I think the analogy mostly holds, but I don’t expect a new system to be built from the ground up, as the streaming services did. Instead, it will be as if Spotify and Netflix were built on top of Bittorrent, meaning that a regulated, digital USD will in some, shape or form, run on Ethereum.
Nothing in this bill hinders Ethereum’s ability to serve as a global settlement layer for the world, if anything, it strengthens it by stymying Facebook and other well-heeled competitors.
The question that remains unanswered is the currency debate. Bitcoin and Ethereum’s monetary systems are completely independent from the US system and could actually power a new economy, but that is a much larger (political) challenge.
Apparently there’s now a debate hosted by The Block with Jeremy Allaire and Rohan Grey Tuesday 10am ET. Other related things:
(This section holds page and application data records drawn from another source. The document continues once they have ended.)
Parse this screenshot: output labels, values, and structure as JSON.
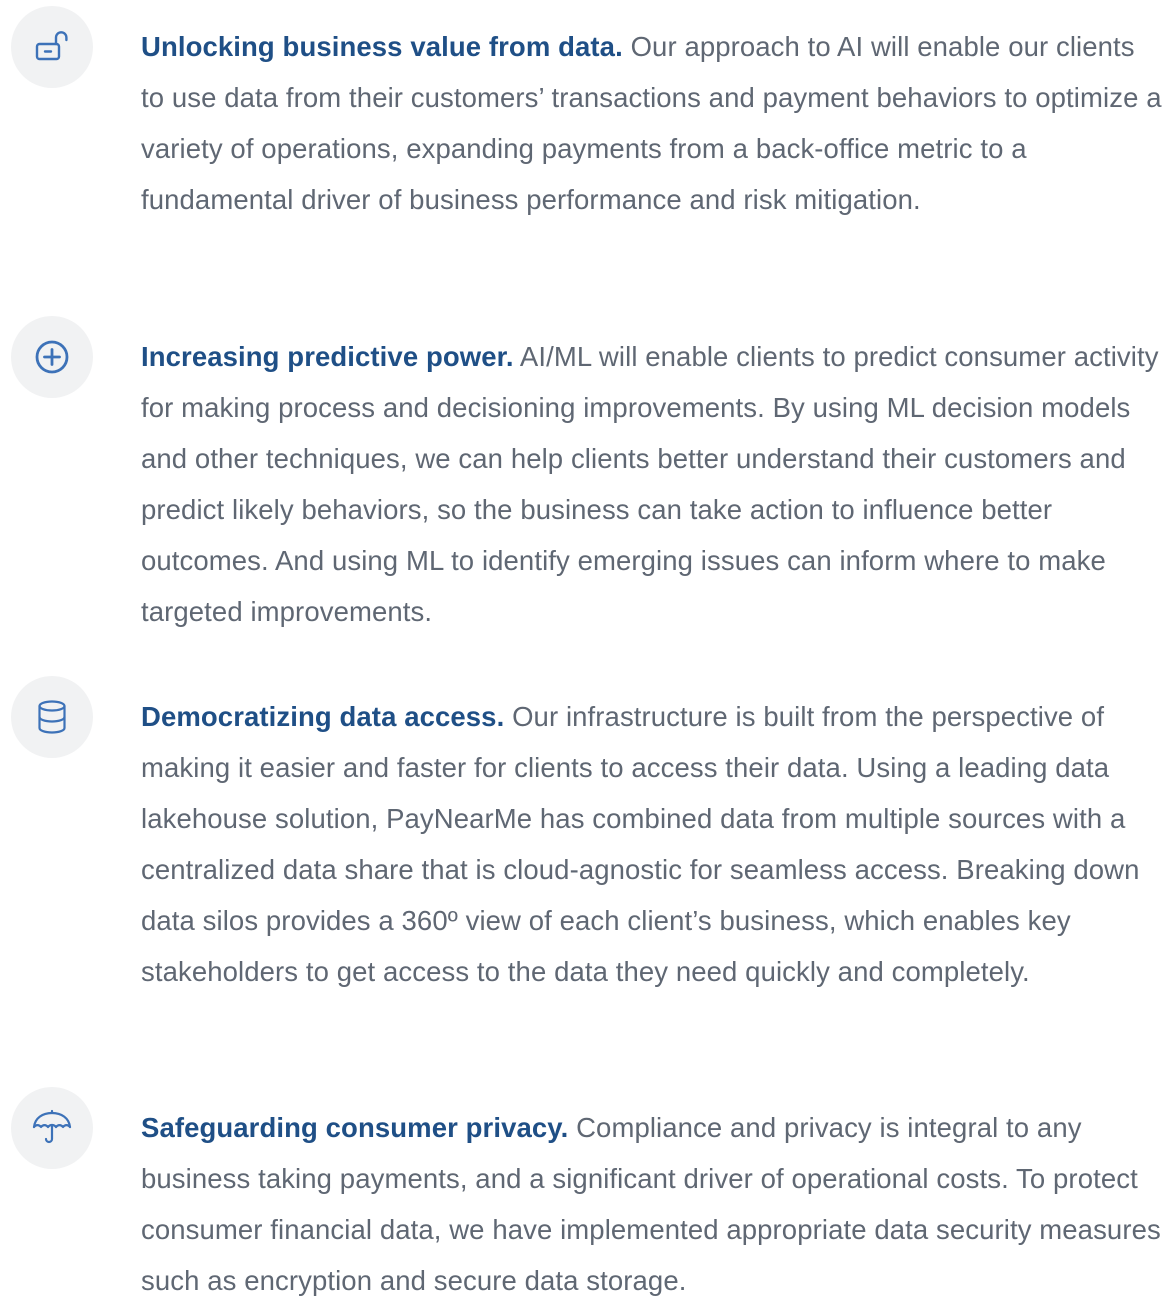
{
  "accent_color": "#1f4f86",
  "body_text_color": "#5f6773",
  "icon_circle_color": "#f1f2f3",
  "icon_color": "#3d72b8",
  "features": [
    {
      "icon": "unlock-icon",
      "title": "Unlocking business value from data.",
      "body": "Our approach to AI will enable our clients to use data from their customers’ transactions and payment behaviors to optimize a variety of operations, expanding payments from a back-office metric to a fundamental driver of business performance and risk mitigation."
    },
    {
      "icon": "plus-circle-icon",
      "title": "Increasing predictive power.",
      "body": "AI/ML will enable clients to predict consumer activity for making process and decisioning improvements. By using ML decision models and other techniques, we can help clients better understand their customers and predict likely behaviors, so the business can take action to influence better outcomes. And using ML to identify emerging issues can inform where to make targeted improvements."
    },
    {
      "icon": "database-icon",
      "title": "Democratizing data access.",
      "body": "Our infrastructure is built from the perspective of making it easier and faster for clients to access their data. Using a leading data lakehouse solution, PayNearMe has combined data from multiple sources with a centralized data share that is cloud-agnostic for seamless access. Breaking down data silos provides a 360º view of each client’s business, which enables key stakeholders to get access to the data they need quickly and completely."
    },
    {
      "icon": "umbrella-icon",
      "title": "Safeguarding consumer privacy.",
      "body": "Compliance and privacy is integral to any business taking payments, and a significant driver of operational costs. To protect consumer financial data, we have implemented appropriate data security measures such as encryption and secure data storage."
    }
  ]
}
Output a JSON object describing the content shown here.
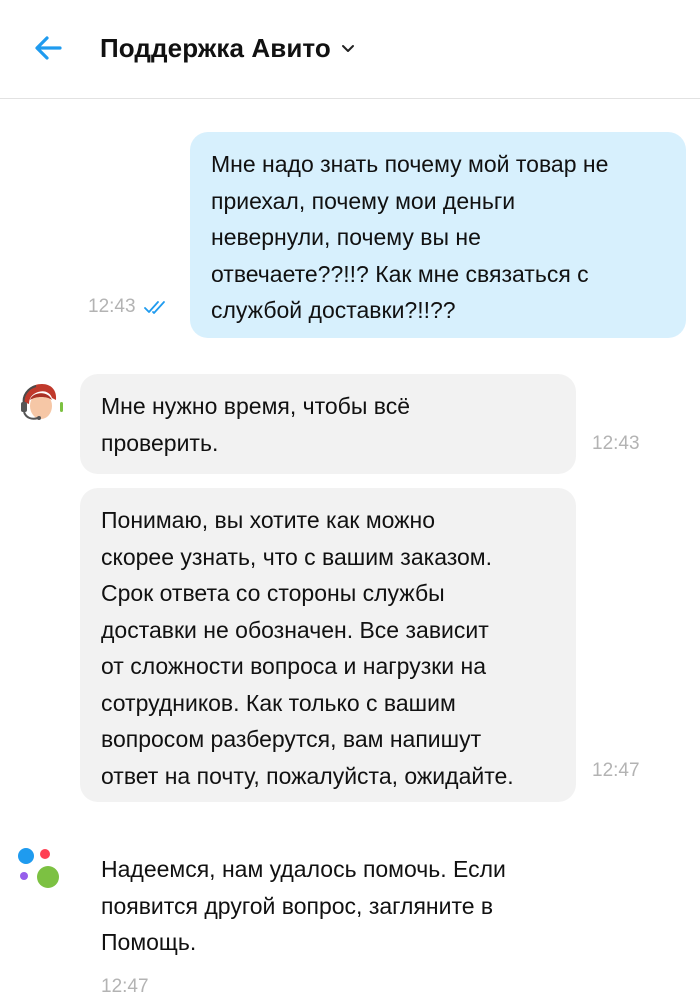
{
  "header": {
    "title": "Поддержка Авито",
    "back_icon": "arrow-left-icon",
    "chevron_icon": "chevron-down-icon",
    "accent": "#1f9bef"
  },
  "messages": [
    {
      "direction": "out",
      "text": "Мне надо знать почему мой товар не\nприехал, почему мои деньги\nневернули, почему вы не\nотвечаете??!!? Как мне связаться с\nслужбой доставки?!!??",
      "time": "12:43",
      "status_icon": "double-check-icon"
    },
    {
      "direction": "in",
      "sender": "support",
      "avatar_icon": "support-agent-icon",
      "text": "Мне нужно время, чтобы всё\nпроверить.",
      "time": "12:43"
    },
    {
      "direction": "in",
      "sender": "support",
      "text": "Понимаю, вы хотите как можно\nскорее узнать, что с вашим заказом.\nСрок ответа со стороны службы\nдоставки не обозначен. Все зависит\nот сложности вопроса и нагрузки на\nсотрудников. Как только с вашим\nвопросом разберутся, вам напишут\nответ на почту, пожалуйста, ожидайте.",
      "time": "12:47"
    },
    {
      "direction": "in",
      "sender": "avito-bot",
      "avatar_icon": "avito-logo-icon",
      "text": "Надеемся, нам удалось помочь. Если\nпоявится другой вопрос, загляните в\nПомощь.",
      "time": "12:47"
    }
  ],
  "colors": {
    "outgoing_bubble": "#d7f0fd",
    "incoming_bubble": "#f2f2f2",
    "timestamp": "#b3b3b3",
    "read_check": "#1f9bef"
  }
}
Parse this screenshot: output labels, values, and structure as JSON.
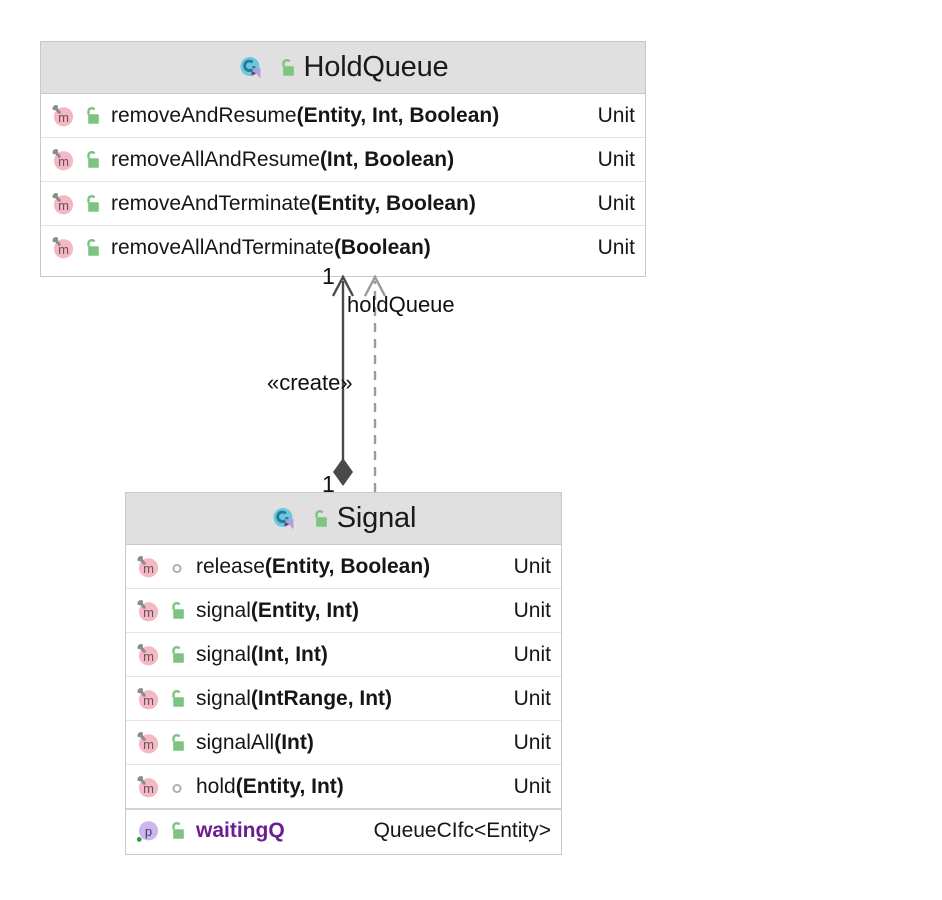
{
  "diagram": {
    "type": "uml-class-diagram",
    "background": "#ffffff",
    "header_fill": "#e0e0e0",
    "border_color": "#c8c8c8",
    "method_icon_color": "#f4b8c4",
    "property_icon_color": "#cbb6ee",
    "class_icon_color": "#6ecbe0",
    "lock_color": "#7cc47f",
    "property_name_color": "#6c1d8f"
  },
  "classes": [
    {
      "id": "holdqueue",
      "name": "HoldQueue",
      "kind_icon": "class-icon",
      "visibility_icon": "unlocked-padlock-icon",
      "members": [
        {
          "kind_icon": "method-icon",
          "visibility_icon": "unlocked-padlock-icon",
          "name": "removeAndResume",
          "params": "(Entity, Int, Boolean)",
          "type": "Unit"
        },
        {
          "kind_icon": "method-icon",
          "visibility_icon": "unlocked-padlock-icon",
          "name": "removeAllAndResume",
          "params": "(Int, Boolean)",
          "type": "Unit"
        },
        {
          "kind_icon": "method-icon",
          "visibility_icon": "unlocked-padlock-icon",
          "name": "removeAndTerminate",
          "params": "(Entity, Boolean)",
          "type": "Unit"
        },
        {
          "kind_icon": "method-icon",
          "visibility_icon": "unlocked-padlock-icon",
          "name": "removeAllAndTerminate",
          "params": "(Boolean)",
          "type": "Unit"
        }
      ]
    },
    {
      "id": "signal",
      "name": "Signal",
      "kind_icon": "class-icon",
      "visibility_icon": "unlocked-padlock-icon",
      "members": [
        {
          "kind_icon": "method-icon",
          "visibility_icon": "protected-circle-icon",
          "name": "release",
          "params": "(Entity, Boolean)",
          "type": "Unit"
        },
        {
          "kind_icon": "method-icon",
          "visibility_icon": "unlocked-padlock-icon",
          "name": "signal",
          "params": "(Entity, Int)",
          "type": "Unit"
        },
        {
          "kind_icon": "method-icon",
          "visibility_icon": "unlocked-padlock-icon",
          "name": "signal",
          "params": "(Int, Int)",
          "type": "Unit"
        },
        {
          "kind_icon": "method-icon",
          "visibility_icon": "unlocked-padlock-icon",
          "name": "signal",
          "params": "(IntRange, Int)",
          "type": "Unit"
        },
        {
          "kind_icon": "method-icon",
          "visibility_icon": "unlocked-padlock-icon",
          "name": "signalAll",
          "params": "(Int)",
          "type": "Unit"
        },
        {
          "kind_icon": "method-icon",
          "visibility_icon": "protected-circle-icon",
          "name": "hold",
          "params": "(Entity, Int)",
          "type": "Unit"
        },
        {
          "kind_icon": "property-icon",
          "visibility_icon": "unlocked-padlock-icon",
          "name": "waitingQ",
          "params": "",
          "type": "QueueCIfc<Entity>",
          "is_property": true
        }
      ]
    }
  ],
  "relationships": [
    {
      "id": "composition",
      "style": "solid",
      "source": "signal",
      "target": "holdqueue",
      "source_decoration": "filled-diamond",
      "target_decoration": "open-arrow",
      "label": "«create»",
      "source_multiplicity": "1",
      "target_multiplicity": "1"
    },
    {
      "id": "dependency",
      "style": "dashed",
      "source": "signal",
      "target": "holdqueue",
      "source_decoration": "none",
      "target_decoration": "open-arrow",
      "label": "holdQueue",
      "source_multiplicity": "",
      "target_multiplicity": ""
    }
  ]
}
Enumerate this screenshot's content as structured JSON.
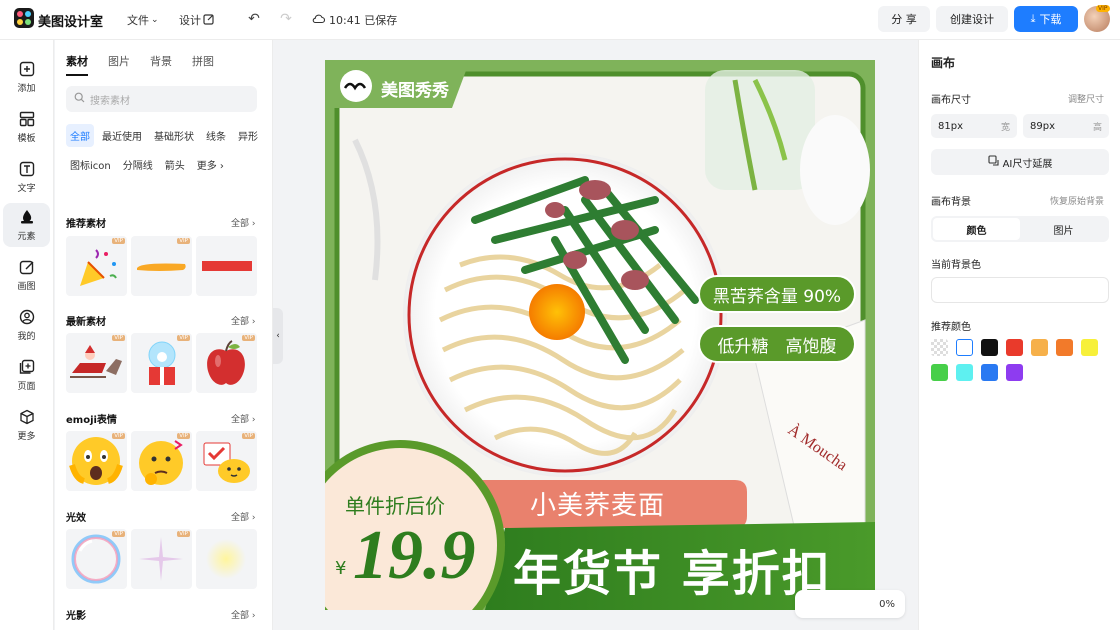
{
  "app": {
    "title": "美图设计室"
  },
  "topbar": {
    "menu_file": "文件",
    "menu_design": "设计",
    "save_status": "10:41 已保存",
    "share_label": "分 享",
    "create_label": "创建设计",
    "download_label": "下载",
    "avatar_badge": "VIP"
  },
  "rail": [
    {
      "label": "添加",
      "icon": "plus-square-icon"
    },
    {
      "label": "模板",
      "icon": "template-grid-icon"
    },
    {
      "label": "文字",
      "icon": "text-icon"
    },
    {
      "label": "元素",
      "icon": "shapes-icon"
    },
    {
      "label": "画图",
      "icon": "edit-icon"
    },
    {
      "label": "我的",
      "icon": "user-icon"
    },
    {
      "label": "页面",
      "icon": "page-add-icon"
    },
    {
      "label": "更多",
      "icon": "cube-icon"
    }
  ],
  "panel": {
    "tabs": [
      "素材",
      "图片",
      "背景",
      "拼图"
    ],
    "search_placeholder": "搜索素材",
    "chips": [
      "全部",
      "最近使用",
      "基础形状",
      "线条",
      "异形",
      "图标icon",
      "分隔线",
      "箭头",
      "更多"
    ],
    "sections": [
      {
        "title": "推荐素材",
        "all": "全部"
      },
      {
        "title": "最新素材",
        "all": "全部"
      },
      {
        "title": "emoji表情",
        "all": "全部"
      },
      {
        "title": "光效",
        "all": "全部"
      },
      {
        "title": "光影",
        "all": "全部"
      }
    ],
    "vip": "VIP"
  },
  "poster": {
    "brand": "美图秀秀",
    "tag1": "黑苦荞含量 90%",
    "tag2": "低升糖　高饱腹",
    "price_label": "单件折后价",
    "currency": "¥",
    "price": "19.9",
    "product": "小美荞麦面",
    "headline": "年货节 享折扣"
  },
  "canvas": {
    "zoom": "0%"
  },
  "right": {
    "title": "画布",
    "size_label": "画布尺寸",
    "size_link": "调整尺寸",
    "width_value": "81px",
    "width_unit": "宽",
    "height_value": "89px",
    "height_unit": "高",
    "ai_expand": "AI尺寸延展",
    "bg_label": "画布背景",
    "bg_reset": "恢复原始背景",
    "seg_color": "颜色",
    "seg_image": "图片",
    "current_bg": "当前背景色",
    "recommend": "推荐颜色",
    "swatches": [
      "transparent",
      "#ffffff",
      "#111111",
      "#e93a2b",
      "#f6b04a",
      "#f27a2a",
      "#f7f03a",
      "#47cf49",
      "#5ef0f0",
      "#2979f2",
      "#8e3cf0"
    ]
  }
}
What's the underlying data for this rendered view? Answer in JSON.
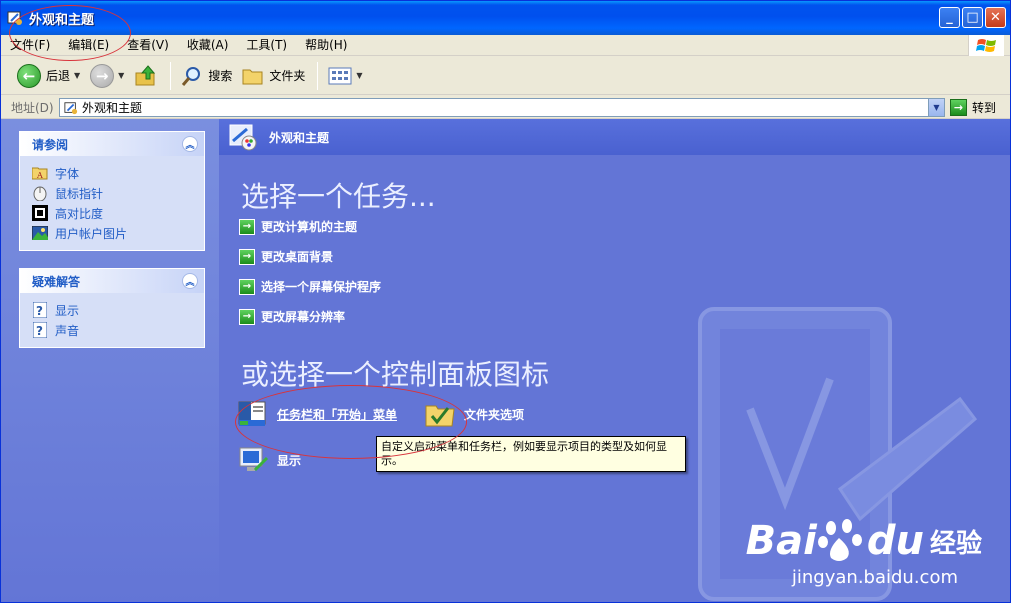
{
  "window": {
    "title": "外观和主题",
    "min_label": "_",
    "max_label": "□",
    "close_label": "✕"
  },
  "menu": [
    "文件(F)",
    "编辑(E)",
    "查看(V)",
    "收藏(A)",
    "工具(T)",
    "帮助(H)"
  ],
  "toolbar": {
    "back_label": "后退",
    "search_label": "搜索",
    "folders_label": "文件夹"
  },
  "address": {
    "label": "地址(D)",
    "value": "外观和主题",
    "go_label": "转到"
  },
  "see_also": {
    "title": "请参阅",
    "items": [
      {
        "label": "字体",
        "icon": "font-folder-icon"
      },
      {
        "label": "鼠标指针",
        "icon": "mouse-icon"
      },
      {
        "label": "高对比度",
        "icon": "contrast-icon"
      },
      {
        "label": "用户帐户图片",
        "icon": "picture-icon"
      }
    ]
  },
  "troubleshoot": {
    "title": "疑难解答",
    "items": [
      {
        "label": "显示",
        "icon": "help-icon"
      },
      {
        "label": "声音",
        "icon": "help-icon"
      }
    ]
  },
  "main": {
    "header_title": "外观和主题",
    "pick_task": "选择一个任务...",
    "tasks": [
      "更改计算机的主题",
      "更改桌面背景",
      "选择一个屏幕保护程序",
      "更改屏幕分辨率"
    ],
    "pick_icon": "或选择一个控制面板图标",
    "icons": [
      {
        "label": "任务栏和「开始」菜单",
        "icon": "taskbar-icon"
      },
      {
        "label": "文件夹选项",
        "icon": "folder-options-icon"
      },
      {
        "label": "显示",
        "icon": "display-icon"
      }
    ],
    "tooltip": "自定义启动菜单和任务栏，例如要显示项目的类型及如何显示。"
  },
  "watermark": {
    "brand_left": "Bai",
    "brand_right": "du",
    "brand_cn": "经验",
    "url": "jingyan.baidu.com"
  },
  "colors": {
    "accent": "#215dc6",
    "main_bg": "#6375d6",
    "annotation": "#d8343c"
  }
}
Stablecoins 2.0: Economic Foundations and Risk-based Models [Ariah Klages-Mundt/Cornell]
Wired: A Member of the ‘Squad’ Takes on Cryptocurrency Link
Jeremy Allaire: Now is THE time to embrace public blockchains and crypto
The Unintended(?) Consequences of the STABLE Act [Peter Van Valkenburgh/Coin Center]
Tweet of the Week: AMM Math battles
Dan Robinson @danrobinsontl;dr: AMM skeptics blown the fuck out https://t.co/JNkGcdxs8d
A Twitter thread in response to Uniswap’s Financial Alchemy post from Paradigm about how AMMs may not have to worry about impermanent loss, because in the long-run the 50/50 rebalancing optimizes a porfolio’s wealth. As Dave White and Martin Tassy say in their post, “If the volatility of an asset is high enough relative to its average rate of return, LPs on Uniswap will do better than HODLers over time, even when the only incoming trades are arbs. This is due to a phenomenon known as volatility harvesting.” Rebalancing is a free gift of idle liquidity. SBF disagrees with the math (and also runs the largest market maker). Hopefully there will be a math battle podcast soon.
Chart of the Week: DeFi returns since the bottom
It’s hard to believe we saw a whole market cycle in the three months after the DeFi summer. Times were dark in October but recovered rather quickly, as the chart above shows. Sushi, YFI and Aave were the big winners of the rebound. Aave just unveiled v2 of its protocol, while Yearn has been partnering with every DeFi lego it can. The latest of which is Sushi, the top-performing token as it rolls out new feature after new feature.
Odds and Ends
Gitcoin Grants Round 8 kicks off Link
1inch raises $12m, led by Pantera Link
Maker moves closer to adding Uniswap LP tokens as collateral Link
Rumored new rule from Treasury would require exchanges to KYC self-hosted wallets for withdrawals & deposits Link
AMA with Equal Parenthesis from the Empty Set Dollar founding team Link
Opyn v2 Introduction + Bug Bounty Link
Thoughts and Prognostications
Leadership in the ownership economy [Jesse Walden/Variant]
We Don’t Need the OCC’s ‘Political Discrimination’ Rule [JP Koning/Coindesk]
ETH 2.0: The Next Evolution of the Cryptoeconomy [Messari Research]
That’s it! Feedback appreciated. Just hit reply. Written in Nashville, where it’s cold but the Christmas lights are nice.
Dose of DeFi is written by Chris Powers. Opinions expressed are my own. I spend most of my time contributing to DXdao*. All content is for informational purposes and is not intended as investment advice.